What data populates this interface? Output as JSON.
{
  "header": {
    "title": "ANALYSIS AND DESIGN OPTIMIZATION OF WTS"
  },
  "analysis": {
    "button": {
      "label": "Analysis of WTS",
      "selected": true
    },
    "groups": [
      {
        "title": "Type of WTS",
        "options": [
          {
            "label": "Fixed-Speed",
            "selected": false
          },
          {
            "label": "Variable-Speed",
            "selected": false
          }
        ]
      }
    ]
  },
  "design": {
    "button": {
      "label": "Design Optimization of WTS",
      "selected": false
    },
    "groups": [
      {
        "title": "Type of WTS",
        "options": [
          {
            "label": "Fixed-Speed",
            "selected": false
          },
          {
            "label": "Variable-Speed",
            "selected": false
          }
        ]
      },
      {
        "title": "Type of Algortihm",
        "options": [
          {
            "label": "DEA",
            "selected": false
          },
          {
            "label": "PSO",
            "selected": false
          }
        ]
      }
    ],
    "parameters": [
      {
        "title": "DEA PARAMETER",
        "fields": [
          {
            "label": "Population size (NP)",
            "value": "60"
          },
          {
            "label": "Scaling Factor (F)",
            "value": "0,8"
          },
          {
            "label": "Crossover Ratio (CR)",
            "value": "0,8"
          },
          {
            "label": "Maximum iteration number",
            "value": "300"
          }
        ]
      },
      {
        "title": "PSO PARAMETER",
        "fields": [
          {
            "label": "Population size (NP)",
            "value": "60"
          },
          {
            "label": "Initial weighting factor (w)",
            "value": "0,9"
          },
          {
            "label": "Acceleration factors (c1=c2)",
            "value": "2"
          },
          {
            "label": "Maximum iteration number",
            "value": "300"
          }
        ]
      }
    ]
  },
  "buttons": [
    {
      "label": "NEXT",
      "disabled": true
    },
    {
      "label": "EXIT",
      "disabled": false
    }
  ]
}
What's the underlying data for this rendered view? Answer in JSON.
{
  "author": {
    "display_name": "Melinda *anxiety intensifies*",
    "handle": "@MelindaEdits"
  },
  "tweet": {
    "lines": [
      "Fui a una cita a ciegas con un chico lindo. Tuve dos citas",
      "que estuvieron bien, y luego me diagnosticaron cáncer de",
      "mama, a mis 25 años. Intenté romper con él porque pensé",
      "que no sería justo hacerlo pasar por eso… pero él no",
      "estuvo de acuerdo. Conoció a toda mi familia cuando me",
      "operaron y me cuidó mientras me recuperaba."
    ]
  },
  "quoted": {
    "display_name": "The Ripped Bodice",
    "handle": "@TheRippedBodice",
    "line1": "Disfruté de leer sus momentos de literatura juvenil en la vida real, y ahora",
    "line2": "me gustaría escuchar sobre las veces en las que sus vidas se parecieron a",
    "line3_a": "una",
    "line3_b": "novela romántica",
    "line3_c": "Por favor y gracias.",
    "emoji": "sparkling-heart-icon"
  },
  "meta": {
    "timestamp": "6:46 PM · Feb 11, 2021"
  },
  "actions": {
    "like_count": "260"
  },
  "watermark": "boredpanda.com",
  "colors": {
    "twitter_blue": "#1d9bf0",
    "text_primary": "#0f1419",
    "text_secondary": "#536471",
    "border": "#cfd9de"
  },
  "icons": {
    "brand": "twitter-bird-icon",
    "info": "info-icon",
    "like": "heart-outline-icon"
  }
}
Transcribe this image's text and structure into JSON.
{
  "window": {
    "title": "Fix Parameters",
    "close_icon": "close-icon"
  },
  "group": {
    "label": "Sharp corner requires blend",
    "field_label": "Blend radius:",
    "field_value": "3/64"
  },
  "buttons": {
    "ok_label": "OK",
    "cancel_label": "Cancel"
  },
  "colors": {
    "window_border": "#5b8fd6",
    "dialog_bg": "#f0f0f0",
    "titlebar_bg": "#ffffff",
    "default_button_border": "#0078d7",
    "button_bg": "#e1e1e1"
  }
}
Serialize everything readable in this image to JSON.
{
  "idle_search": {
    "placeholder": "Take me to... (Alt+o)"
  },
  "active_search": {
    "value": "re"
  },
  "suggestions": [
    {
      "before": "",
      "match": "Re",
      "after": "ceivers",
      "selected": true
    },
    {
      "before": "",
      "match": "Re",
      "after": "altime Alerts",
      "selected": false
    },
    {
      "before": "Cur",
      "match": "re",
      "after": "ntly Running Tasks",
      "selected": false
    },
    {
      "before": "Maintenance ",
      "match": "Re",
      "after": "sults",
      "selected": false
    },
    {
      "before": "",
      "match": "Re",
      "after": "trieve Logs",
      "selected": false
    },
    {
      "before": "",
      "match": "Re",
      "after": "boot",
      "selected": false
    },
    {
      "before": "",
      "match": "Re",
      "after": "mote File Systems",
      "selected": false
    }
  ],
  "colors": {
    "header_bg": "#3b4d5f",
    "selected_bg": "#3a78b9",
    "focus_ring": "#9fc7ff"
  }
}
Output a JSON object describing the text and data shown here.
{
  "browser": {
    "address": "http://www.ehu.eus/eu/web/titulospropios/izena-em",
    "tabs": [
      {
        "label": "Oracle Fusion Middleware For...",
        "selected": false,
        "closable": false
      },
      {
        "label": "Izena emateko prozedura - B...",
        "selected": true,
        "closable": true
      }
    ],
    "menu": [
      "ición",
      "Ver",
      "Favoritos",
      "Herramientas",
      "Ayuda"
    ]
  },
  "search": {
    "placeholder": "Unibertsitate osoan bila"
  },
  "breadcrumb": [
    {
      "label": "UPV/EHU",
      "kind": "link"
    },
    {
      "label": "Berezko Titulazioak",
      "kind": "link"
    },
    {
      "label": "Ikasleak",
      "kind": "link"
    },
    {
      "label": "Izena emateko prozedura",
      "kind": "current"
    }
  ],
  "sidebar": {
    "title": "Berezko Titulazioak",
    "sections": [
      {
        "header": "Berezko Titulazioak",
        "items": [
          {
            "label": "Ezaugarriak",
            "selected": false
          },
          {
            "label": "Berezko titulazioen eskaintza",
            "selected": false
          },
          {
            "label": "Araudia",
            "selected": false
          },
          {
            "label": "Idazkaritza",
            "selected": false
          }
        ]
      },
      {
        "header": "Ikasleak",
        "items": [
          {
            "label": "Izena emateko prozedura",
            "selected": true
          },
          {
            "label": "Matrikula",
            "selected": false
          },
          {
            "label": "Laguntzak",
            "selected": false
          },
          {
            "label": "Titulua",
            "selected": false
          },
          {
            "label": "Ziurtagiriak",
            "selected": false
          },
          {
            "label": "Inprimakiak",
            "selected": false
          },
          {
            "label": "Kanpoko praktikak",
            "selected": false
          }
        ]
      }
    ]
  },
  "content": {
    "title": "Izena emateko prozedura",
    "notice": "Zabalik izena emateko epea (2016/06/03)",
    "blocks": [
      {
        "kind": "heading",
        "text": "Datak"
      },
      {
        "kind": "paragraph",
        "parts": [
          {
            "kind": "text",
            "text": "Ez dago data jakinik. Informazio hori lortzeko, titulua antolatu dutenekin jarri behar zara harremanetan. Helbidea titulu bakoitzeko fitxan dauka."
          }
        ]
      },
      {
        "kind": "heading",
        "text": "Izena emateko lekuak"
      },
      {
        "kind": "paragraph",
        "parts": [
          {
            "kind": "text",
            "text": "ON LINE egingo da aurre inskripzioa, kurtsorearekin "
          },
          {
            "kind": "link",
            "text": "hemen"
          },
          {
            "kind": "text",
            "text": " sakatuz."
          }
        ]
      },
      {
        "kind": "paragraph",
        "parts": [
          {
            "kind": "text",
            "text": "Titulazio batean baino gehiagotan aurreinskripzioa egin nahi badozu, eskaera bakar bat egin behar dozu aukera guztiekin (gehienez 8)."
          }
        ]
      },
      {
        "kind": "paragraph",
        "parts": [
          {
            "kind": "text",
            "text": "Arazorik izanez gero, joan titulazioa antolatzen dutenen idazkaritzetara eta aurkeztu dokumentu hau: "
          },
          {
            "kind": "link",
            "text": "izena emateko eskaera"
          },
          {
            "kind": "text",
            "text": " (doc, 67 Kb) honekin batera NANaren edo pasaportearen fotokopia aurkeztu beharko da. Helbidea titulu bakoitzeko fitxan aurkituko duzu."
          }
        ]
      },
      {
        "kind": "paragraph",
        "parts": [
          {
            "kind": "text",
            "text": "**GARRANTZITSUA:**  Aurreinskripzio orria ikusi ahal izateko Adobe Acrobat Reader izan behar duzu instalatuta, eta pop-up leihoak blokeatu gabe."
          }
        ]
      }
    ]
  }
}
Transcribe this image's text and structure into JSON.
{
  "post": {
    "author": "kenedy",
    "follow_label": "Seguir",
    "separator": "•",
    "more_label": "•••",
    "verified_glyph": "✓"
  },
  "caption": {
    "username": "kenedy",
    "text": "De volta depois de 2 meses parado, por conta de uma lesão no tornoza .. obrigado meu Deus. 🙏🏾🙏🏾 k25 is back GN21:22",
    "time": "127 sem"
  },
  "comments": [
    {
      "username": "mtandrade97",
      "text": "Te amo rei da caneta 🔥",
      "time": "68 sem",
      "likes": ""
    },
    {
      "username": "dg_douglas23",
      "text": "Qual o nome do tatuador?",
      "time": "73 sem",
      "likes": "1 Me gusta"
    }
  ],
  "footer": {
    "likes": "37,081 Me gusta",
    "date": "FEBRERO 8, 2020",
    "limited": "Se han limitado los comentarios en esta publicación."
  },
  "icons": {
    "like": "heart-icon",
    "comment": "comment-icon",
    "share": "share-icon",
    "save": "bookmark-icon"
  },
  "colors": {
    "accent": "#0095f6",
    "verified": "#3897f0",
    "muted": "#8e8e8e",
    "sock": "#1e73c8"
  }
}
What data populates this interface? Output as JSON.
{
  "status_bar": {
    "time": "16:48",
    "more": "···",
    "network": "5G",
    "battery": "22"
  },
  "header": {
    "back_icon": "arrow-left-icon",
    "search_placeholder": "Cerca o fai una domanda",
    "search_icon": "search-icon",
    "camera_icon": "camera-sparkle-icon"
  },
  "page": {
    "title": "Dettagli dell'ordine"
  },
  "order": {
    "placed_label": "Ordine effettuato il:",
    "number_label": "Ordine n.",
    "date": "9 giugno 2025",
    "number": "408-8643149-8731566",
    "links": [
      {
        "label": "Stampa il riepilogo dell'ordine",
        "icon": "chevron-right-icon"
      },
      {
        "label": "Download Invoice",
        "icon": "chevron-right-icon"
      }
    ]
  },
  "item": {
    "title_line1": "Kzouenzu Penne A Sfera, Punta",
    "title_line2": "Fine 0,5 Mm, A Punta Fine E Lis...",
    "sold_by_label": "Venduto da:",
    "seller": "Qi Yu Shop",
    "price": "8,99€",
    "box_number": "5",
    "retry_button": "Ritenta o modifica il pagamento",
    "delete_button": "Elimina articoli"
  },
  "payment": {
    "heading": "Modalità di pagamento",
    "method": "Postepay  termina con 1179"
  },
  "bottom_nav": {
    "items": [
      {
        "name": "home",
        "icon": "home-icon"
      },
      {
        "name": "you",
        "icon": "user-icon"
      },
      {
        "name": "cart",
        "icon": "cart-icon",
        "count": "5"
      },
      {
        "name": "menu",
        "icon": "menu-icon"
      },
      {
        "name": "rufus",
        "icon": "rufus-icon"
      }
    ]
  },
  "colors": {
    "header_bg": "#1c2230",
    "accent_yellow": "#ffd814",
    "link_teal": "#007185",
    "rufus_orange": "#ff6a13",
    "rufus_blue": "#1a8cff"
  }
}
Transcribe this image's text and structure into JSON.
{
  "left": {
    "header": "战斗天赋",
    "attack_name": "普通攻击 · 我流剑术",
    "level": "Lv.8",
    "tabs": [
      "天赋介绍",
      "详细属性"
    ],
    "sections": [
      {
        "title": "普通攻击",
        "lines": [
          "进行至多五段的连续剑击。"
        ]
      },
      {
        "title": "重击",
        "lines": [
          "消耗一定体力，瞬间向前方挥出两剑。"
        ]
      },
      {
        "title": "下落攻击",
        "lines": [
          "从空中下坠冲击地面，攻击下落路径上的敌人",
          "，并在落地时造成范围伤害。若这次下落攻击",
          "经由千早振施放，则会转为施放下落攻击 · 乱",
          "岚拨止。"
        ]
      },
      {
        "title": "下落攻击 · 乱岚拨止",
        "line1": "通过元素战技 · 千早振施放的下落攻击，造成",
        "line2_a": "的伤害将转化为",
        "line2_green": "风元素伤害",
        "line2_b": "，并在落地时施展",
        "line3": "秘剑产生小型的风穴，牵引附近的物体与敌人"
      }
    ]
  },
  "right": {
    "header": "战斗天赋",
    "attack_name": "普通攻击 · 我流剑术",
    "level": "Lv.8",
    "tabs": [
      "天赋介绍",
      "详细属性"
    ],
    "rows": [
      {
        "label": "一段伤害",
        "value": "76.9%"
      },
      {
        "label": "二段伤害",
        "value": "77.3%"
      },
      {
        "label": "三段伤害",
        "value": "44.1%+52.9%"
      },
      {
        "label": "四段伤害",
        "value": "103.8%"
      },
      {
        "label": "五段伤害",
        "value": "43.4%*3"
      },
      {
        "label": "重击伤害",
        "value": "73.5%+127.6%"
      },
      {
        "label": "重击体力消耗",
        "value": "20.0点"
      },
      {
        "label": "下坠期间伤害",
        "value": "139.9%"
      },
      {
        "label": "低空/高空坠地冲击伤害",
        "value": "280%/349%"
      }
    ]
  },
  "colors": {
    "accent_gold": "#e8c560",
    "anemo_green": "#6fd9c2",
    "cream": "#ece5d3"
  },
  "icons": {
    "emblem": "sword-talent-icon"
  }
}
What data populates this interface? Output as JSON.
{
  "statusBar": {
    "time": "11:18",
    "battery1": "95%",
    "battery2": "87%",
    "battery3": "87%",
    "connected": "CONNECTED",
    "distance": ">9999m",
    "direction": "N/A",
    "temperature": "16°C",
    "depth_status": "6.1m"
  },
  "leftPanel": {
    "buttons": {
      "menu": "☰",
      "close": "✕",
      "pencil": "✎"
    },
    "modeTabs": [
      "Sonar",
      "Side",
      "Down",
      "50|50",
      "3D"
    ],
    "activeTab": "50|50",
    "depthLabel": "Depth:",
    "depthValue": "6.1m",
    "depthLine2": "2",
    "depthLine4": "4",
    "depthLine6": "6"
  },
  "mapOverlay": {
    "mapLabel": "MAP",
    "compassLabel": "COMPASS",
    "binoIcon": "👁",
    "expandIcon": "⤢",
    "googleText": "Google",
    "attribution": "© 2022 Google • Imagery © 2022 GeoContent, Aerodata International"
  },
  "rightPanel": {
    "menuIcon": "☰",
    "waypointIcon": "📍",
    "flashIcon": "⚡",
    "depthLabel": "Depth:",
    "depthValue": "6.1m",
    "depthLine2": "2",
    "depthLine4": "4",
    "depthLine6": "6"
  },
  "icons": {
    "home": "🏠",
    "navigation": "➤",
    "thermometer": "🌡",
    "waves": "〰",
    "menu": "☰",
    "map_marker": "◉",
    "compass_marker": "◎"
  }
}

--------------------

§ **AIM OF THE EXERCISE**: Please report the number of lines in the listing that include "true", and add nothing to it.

§ **EXERCISE ANSWER**: 6